In a related development, the European Union announced it was lifting remaining economic sanctions against Nigeria now that a civilian government has been inaugurated.

50 Killed in Nigeria as Tribal Violence Flares

LAGOS, Nigeria -- More than 200 armed youths in speedboats attacked a coastal village in Nigeria, killing 50 people and injuring 87 in an ongoing tribal conflict, news reports said.

A witness, quoted in Nigeria's Punch newspaper, said Ijaw tribe fighters beheaded three elderly Itsekiri people who were unable to flee the village of Arunton, 300 miles southeast of Lagos.

The witness said helicopters owned by the Shell and Chevron oil companies airlifted many of the wounded and survivors to a private hospital in Warri and were trying to evacuate other survivors.

Congo Rebels Shoot Down Zimbabwean MiGs

KIGALI, Rwanda -- Rebels fighting in the Democratic Republic of the Congo have shot down two Zimbabwean MiG fighters, a Rwandan government spokesman said. The Zimbabwean planes were flying in support of the Congolese government, which is battling rebels supported by Rwanda and Uganda.


Yeltsin May Commute Death Sentences

MOSCOW -- Russian President Boris Yeltsin plans to commute hundreds of death sentences in the next few days, emptying death row and in effect eliminating capital punishment, an official said.
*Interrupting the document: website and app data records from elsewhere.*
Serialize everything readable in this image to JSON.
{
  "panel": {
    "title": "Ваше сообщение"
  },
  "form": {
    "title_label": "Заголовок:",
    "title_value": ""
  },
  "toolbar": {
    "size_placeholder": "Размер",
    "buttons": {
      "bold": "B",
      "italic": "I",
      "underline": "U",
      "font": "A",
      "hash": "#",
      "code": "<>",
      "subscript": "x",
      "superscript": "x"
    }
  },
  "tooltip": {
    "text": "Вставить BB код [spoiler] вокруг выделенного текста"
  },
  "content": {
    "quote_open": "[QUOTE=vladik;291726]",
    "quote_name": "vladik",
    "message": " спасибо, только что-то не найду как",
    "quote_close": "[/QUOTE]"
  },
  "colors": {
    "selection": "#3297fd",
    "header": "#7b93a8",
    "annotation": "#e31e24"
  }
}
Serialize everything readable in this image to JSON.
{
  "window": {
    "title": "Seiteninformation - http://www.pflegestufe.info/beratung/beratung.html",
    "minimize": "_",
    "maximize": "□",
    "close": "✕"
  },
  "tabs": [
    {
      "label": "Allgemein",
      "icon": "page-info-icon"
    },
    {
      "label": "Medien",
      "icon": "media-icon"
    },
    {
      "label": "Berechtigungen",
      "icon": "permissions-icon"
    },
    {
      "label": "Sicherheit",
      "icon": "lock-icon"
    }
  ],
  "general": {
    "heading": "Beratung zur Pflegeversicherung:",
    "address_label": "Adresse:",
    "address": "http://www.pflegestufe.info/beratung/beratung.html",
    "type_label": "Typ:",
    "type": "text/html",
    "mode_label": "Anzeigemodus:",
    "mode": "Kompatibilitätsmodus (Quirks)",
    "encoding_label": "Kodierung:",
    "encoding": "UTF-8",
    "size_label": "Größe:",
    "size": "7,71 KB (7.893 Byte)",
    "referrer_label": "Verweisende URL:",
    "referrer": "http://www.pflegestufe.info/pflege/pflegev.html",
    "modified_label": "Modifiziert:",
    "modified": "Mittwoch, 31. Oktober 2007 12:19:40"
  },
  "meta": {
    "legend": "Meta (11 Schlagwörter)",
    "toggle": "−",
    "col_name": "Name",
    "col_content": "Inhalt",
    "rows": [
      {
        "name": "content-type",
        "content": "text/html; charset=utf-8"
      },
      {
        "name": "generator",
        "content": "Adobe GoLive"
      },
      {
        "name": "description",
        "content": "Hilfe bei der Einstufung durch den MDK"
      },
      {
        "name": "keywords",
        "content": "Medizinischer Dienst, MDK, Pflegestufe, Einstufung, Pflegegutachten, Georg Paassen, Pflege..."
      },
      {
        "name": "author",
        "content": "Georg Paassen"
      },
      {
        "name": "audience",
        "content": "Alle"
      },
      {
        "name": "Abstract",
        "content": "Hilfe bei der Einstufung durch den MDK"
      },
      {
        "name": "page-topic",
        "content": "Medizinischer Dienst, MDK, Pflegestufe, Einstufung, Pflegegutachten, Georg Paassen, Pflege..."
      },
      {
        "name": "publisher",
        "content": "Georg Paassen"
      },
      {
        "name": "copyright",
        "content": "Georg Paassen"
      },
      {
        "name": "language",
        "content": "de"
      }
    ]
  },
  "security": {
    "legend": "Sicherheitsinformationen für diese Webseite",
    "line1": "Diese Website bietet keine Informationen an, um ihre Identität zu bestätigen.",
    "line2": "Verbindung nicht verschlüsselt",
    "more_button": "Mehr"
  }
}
Robert Tsivilev, head of the presidential Pardons Commission, told Reuters news agency he expected the president to sign four decrees this week that would commute all Russia's remaining death sentences to lengthy prison terms.

Austrian Tunnel Death Toll Rises

VIENNA -- Rescue teams retrieved four more bodies from an Alpine tunnel, where a devastating weekend fire left five dead and 49 injured, Salzburg governor Franz Schausberger said. According to the Austria Press Agency, Schausberger said more victims may be found in the Tauern tunnel, a main north-south traffic link in western Salzburg province, that was badly damaged by a blaze on Saturday that raged for some 15 hours.


"I have no advice for Thabo [Mbeki], because he has the wisdom to lead the country."

South African President Nelson Mandela, speaking of his likely successor.